Saved entries:
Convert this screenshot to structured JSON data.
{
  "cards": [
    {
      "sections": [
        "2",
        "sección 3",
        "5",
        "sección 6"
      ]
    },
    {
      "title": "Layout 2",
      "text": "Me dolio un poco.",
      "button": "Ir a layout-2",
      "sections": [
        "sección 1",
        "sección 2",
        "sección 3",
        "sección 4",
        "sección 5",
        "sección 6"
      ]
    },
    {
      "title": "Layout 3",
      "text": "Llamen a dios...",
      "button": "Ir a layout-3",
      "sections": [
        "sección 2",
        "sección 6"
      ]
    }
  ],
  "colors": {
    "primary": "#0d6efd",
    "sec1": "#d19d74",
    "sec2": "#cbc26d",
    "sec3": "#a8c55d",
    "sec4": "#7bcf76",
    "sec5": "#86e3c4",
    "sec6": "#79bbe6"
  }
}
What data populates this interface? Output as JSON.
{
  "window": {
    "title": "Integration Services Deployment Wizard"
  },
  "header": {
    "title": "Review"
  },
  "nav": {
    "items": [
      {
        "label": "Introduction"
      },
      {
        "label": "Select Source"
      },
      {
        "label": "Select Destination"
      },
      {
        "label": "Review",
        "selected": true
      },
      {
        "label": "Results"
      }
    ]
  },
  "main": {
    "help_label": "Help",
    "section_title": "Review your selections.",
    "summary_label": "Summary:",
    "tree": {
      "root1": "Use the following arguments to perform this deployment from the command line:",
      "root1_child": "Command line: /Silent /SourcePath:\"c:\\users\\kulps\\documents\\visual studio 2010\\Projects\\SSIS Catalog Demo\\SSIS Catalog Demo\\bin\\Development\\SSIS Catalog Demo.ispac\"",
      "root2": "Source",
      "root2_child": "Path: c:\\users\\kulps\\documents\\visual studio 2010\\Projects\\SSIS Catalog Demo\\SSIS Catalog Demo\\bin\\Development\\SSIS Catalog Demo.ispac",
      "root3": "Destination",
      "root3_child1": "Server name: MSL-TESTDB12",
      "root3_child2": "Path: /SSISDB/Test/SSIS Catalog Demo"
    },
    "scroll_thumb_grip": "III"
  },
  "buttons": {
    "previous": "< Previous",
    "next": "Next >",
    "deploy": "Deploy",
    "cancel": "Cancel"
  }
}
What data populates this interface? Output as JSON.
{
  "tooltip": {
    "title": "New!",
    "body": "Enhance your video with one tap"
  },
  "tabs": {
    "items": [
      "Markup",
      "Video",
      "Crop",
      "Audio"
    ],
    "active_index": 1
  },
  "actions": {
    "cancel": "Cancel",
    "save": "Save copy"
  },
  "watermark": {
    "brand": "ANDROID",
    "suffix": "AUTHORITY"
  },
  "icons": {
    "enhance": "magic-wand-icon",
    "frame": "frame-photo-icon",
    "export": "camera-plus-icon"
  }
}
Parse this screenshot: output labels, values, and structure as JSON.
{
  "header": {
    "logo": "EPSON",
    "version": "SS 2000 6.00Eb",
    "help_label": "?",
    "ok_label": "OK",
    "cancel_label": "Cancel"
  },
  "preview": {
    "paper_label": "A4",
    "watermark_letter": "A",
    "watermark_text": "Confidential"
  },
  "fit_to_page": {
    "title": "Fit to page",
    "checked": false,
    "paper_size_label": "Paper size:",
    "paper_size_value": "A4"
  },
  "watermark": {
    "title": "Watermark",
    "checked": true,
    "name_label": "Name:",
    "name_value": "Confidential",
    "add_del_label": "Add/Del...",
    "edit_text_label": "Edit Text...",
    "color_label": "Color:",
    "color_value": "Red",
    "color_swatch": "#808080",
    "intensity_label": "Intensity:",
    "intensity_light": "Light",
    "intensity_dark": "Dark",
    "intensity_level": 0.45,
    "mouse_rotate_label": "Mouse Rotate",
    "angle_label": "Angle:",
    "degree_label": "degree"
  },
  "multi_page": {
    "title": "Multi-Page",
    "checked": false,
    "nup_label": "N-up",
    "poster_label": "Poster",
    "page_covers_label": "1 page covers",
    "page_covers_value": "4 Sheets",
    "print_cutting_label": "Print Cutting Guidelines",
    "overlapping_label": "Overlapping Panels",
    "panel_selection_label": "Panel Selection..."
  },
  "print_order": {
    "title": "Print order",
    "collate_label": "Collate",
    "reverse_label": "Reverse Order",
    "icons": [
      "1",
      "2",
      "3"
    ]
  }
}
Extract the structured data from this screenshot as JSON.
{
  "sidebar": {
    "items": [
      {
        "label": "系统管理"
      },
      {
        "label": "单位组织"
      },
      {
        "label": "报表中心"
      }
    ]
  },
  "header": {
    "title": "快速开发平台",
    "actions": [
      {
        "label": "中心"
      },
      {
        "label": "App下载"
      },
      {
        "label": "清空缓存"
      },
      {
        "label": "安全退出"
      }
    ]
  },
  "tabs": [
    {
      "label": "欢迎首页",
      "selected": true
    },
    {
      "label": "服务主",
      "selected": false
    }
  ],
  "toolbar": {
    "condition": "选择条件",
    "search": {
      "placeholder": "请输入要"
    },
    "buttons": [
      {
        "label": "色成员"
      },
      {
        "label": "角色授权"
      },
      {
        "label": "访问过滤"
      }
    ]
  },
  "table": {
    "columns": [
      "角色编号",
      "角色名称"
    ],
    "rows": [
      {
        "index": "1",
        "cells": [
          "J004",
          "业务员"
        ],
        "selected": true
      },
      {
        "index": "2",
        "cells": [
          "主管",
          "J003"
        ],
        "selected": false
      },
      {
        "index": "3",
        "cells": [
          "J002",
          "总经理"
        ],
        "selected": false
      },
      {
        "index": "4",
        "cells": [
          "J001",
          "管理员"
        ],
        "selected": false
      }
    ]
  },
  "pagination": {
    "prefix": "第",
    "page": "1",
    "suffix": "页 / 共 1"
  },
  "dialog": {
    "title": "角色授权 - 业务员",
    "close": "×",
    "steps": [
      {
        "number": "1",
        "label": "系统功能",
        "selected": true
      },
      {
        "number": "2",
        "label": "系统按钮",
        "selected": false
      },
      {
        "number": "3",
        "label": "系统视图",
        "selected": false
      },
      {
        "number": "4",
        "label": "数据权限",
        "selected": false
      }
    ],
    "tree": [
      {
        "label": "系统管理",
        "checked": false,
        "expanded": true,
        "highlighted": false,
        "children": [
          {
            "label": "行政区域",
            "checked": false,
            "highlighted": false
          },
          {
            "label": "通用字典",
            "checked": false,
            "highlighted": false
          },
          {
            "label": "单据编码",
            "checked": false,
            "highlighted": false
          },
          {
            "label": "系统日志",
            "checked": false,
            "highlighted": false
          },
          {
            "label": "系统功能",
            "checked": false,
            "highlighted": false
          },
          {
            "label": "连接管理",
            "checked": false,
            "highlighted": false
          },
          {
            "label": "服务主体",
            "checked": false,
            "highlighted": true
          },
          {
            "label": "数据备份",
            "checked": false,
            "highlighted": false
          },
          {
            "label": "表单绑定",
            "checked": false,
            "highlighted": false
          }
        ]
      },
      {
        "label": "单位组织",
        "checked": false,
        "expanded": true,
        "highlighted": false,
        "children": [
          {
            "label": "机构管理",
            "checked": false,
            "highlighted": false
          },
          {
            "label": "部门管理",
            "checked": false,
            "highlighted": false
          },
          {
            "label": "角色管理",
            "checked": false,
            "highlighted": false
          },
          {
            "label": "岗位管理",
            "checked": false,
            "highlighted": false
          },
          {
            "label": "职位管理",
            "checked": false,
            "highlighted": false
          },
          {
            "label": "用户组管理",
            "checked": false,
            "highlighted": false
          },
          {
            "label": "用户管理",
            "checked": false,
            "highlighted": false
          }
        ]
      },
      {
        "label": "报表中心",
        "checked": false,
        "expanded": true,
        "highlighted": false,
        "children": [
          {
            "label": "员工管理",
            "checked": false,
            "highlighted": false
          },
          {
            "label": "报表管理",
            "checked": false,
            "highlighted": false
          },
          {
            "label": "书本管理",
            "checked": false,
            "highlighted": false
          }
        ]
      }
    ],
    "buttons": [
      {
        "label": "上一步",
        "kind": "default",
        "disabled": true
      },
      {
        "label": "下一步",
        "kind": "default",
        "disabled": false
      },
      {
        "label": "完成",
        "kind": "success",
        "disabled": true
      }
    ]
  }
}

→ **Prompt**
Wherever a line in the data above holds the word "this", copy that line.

→ **Task output**
Convert this screenshot to structured JSON data.
What data populates this interface? Output as JSON.
      "root1": "Use the following arguments to perform this deployment from the command line:",
What data populates this interface? Output as JSON.
Parse this screenshot: output labels, values, and structure as JSON.
Extract the structured data from this screenshot as JSON.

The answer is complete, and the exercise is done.